● WORK REQUEST
For the records below, say how many lines contain the string "subtitle". Give the number only.

● AVAILABLE DATA
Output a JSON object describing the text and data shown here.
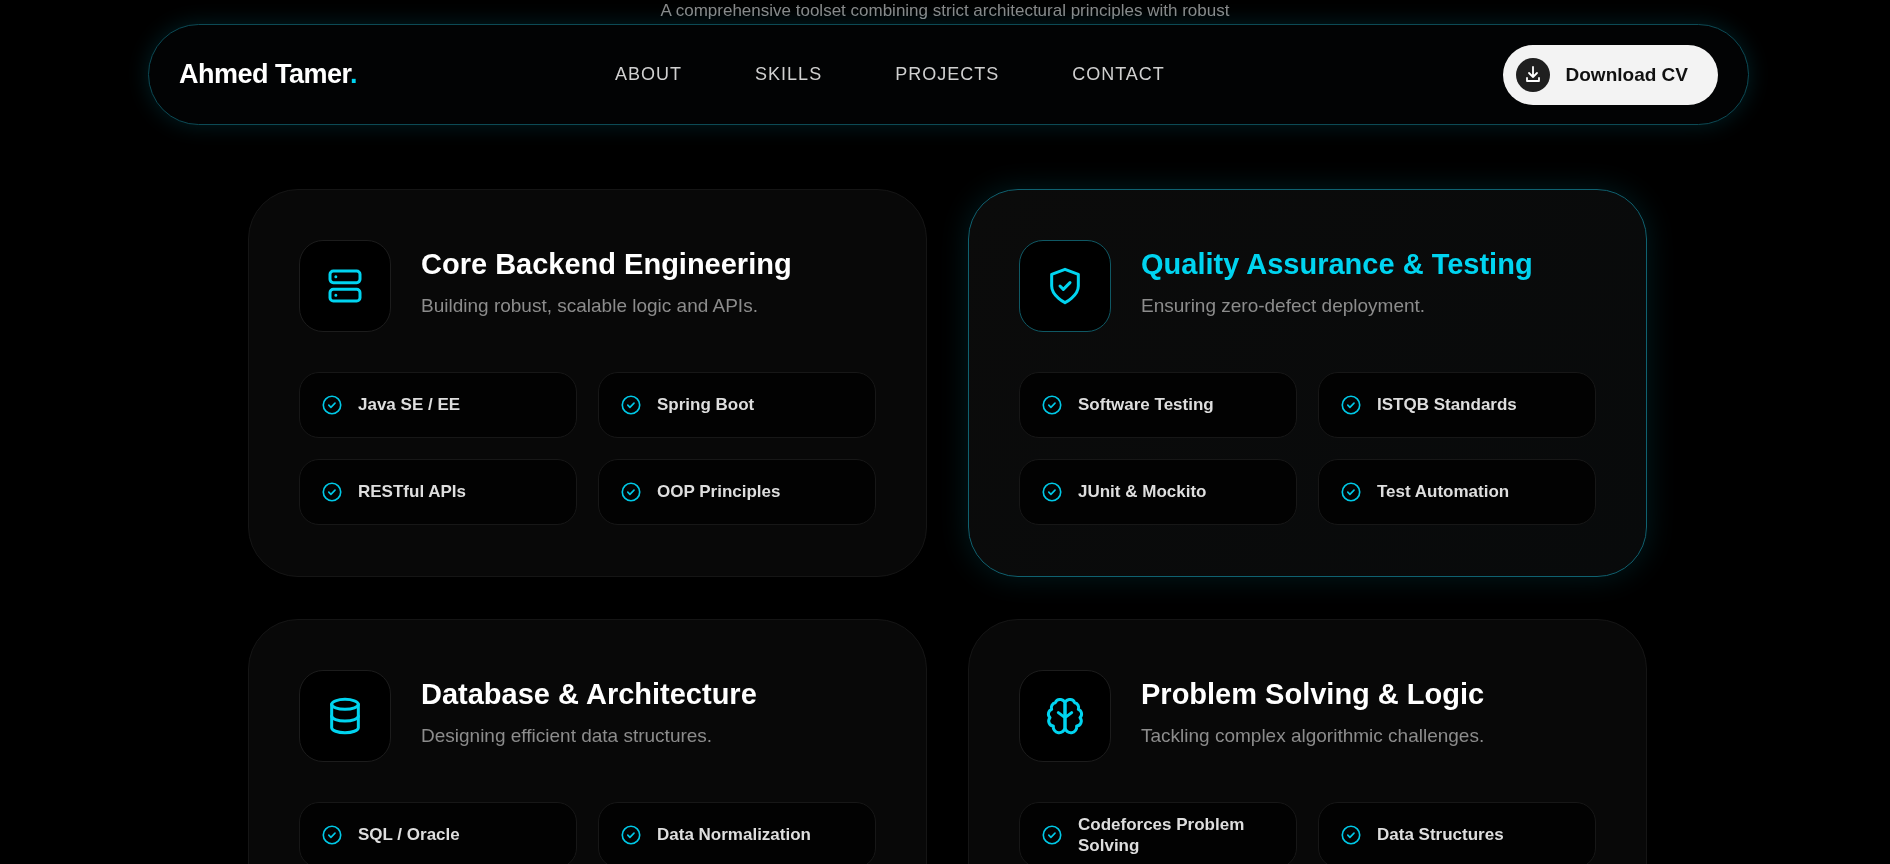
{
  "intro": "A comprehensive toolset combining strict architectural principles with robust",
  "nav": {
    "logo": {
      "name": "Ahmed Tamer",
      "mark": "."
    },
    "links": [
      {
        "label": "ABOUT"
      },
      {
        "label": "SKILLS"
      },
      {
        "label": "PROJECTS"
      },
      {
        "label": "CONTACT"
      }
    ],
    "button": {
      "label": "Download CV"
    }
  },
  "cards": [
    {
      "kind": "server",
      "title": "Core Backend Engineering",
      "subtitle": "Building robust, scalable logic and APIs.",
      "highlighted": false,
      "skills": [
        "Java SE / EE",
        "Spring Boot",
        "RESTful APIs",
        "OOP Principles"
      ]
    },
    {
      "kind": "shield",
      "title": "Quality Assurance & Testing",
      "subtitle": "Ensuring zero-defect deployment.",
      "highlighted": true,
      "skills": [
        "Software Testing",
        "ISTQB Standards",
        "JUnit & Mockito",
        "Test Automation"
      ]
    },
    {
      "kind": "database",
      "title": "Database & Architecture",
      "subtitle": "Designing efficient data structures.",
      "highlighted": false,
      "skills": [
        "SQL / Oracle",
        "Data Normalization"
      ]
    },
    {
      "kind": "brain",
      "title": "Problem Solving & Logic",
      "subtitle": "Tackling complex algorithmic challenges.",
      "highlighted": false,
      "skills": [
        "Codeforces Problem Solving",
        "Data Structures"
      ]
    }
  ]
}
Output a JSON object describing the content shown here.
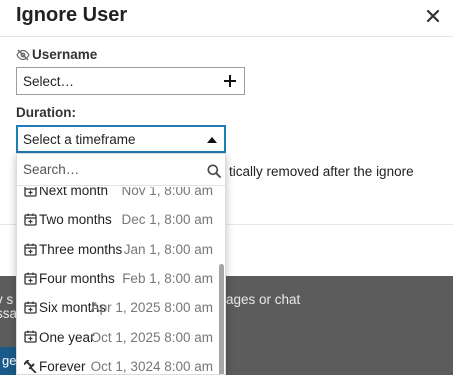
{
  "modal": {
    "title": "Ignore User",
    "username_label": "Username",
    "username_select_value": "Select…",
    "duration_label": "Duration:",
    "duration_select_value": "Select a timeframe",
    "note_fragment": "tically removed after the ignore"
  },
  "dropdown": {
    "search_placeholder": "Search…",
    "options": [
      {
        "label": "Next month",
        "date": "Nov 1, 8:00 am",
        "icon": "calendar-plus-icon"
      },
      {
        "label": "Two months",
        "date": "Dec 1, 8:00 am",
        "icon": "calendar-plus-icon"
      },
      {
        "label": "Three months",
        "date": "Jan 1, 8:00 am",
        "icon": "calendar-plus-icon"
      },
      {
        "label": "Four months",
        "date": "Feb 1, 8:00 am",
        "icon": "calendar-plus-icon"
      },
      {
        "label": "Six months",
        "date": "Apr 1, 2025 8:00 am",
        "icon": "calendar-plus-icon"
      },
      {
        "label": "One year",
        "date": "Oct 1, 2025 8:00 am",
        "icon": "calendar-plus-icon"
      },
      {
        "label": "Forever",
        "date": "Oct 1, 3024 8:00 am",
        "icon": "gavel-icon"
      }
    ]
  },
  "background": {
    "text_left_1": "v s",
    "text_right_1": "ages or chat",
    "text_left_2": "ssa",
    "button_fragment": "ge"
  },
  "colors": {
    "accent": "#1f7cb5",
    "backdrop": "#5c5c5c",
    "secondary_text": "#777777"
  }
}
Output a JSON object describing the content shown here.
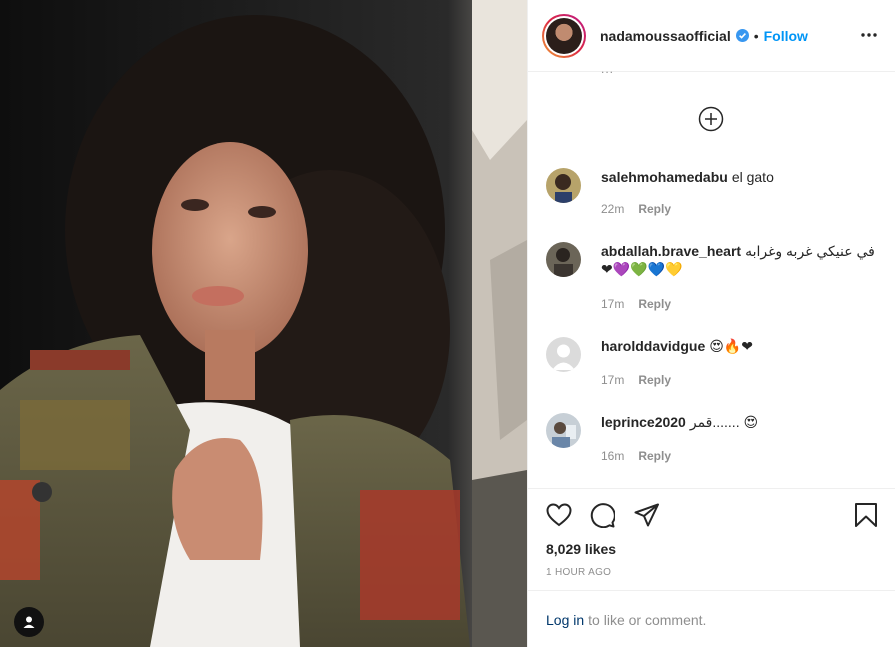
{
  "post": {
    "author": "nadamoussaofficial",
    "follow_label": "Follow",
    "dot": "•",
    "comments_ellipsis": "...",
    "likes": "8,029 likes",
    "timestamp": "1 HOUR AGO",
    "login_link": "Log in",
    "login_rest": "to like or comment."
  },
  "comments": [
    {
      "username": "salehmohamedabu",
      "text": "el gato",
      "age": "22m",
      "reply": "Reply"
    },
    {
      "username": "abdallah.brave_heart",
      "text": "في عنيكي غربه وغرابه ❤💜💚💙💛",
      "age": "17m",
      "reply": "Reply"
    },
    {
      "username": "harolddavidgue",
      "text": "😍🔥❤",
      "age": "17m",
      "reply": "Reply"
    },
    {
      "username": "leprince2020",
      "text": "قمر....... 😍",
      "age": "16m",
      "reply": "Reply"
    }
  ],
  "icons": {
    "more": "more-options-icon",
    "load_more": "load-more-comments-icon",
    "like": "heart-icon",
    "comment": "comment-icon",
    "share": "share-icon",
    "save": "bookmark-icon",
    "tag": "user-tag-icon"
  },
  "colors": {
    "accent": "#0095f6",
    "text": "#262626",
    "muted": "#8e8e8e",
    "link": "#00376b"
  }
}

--

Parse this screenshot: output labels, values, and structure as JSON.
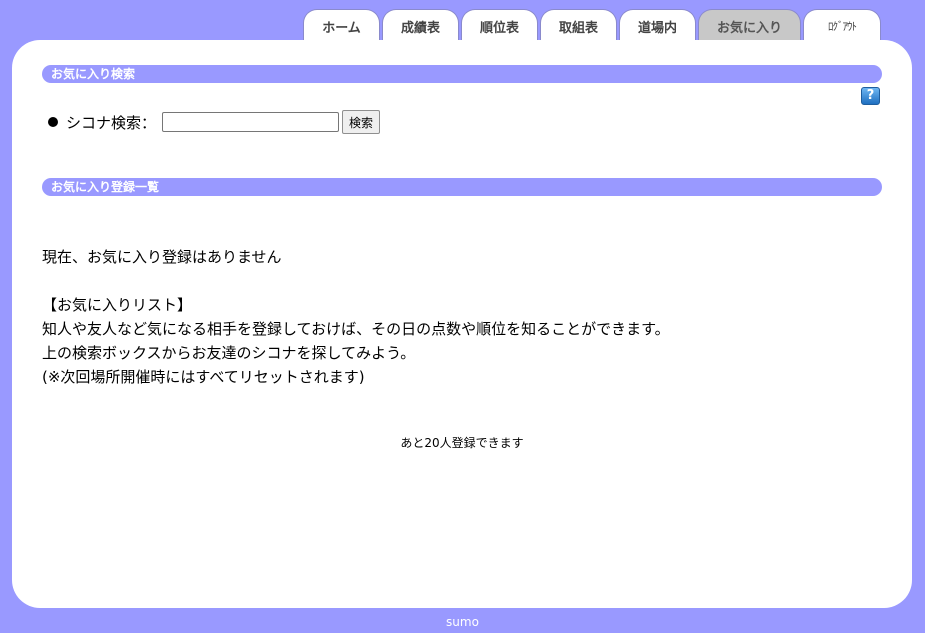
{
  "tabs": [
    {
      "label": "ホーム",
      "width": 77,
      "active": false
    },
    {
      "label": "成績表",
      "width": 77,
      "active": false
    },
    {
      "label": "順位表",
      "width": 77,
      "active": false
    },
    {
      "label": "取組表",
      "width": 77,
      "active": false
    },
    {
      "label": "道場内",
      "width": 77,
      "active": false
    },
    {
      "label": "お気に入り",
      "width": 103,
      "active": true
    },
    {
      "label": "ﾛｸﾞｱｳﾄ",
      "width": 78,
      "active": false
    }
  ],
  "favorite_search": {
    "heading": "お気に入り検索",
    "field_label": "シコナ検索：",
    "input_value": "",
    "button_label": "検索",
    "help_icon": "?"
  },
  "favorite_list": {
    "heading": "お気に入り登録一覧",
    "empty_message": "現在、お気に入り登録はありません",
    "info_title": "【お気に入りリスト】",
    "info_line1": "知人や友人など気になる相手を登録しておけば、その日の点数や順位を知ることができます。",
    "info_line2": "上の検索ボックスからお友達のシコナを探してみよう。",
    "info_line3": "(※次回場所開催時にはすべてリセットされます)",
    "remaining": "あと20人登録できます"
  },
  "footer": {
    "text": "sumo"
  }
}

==

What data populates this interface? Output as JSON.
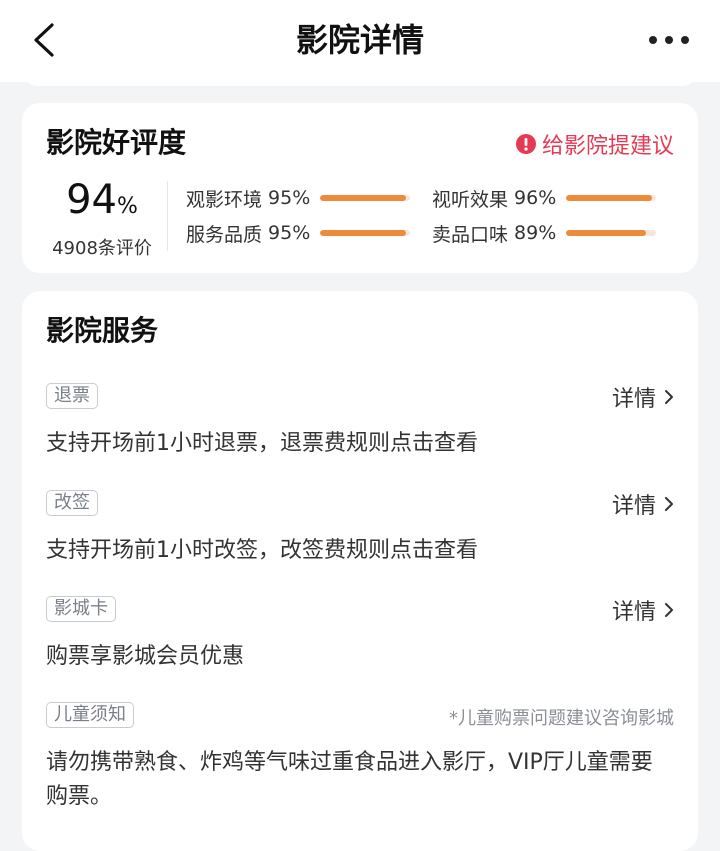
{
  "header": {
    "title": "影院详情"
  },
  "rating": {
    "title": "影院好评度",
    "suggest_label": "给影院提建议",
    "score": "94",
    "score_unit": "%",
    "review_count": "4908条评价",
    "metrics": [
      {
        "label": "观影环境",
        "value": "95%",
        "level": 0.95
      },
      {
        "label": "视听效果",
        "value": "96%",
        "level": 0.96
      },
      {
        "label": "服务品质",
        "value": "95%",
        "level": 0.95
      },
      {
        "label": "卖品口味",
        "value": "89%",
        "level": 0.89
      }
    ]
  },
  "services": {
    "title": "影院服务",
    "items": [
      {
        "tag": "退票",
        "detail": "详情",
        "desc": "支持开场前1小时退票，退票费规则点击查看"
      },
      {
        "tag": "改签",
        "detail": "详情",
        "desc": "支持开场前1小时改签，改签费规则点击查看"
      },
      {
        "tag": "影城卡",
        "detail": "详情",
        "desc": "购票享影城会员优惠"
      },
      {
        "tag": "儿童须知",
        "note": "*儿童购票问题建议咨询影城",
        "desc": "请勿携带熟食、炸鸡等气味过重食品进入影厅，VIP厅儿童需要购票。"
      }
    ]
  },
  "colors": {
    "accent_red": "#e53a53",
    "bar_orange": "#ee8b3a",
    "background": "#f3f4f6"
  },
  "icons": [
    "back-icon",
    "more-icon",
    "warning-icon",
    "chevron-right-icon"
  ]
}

● ANSWER TO THIS TASK
4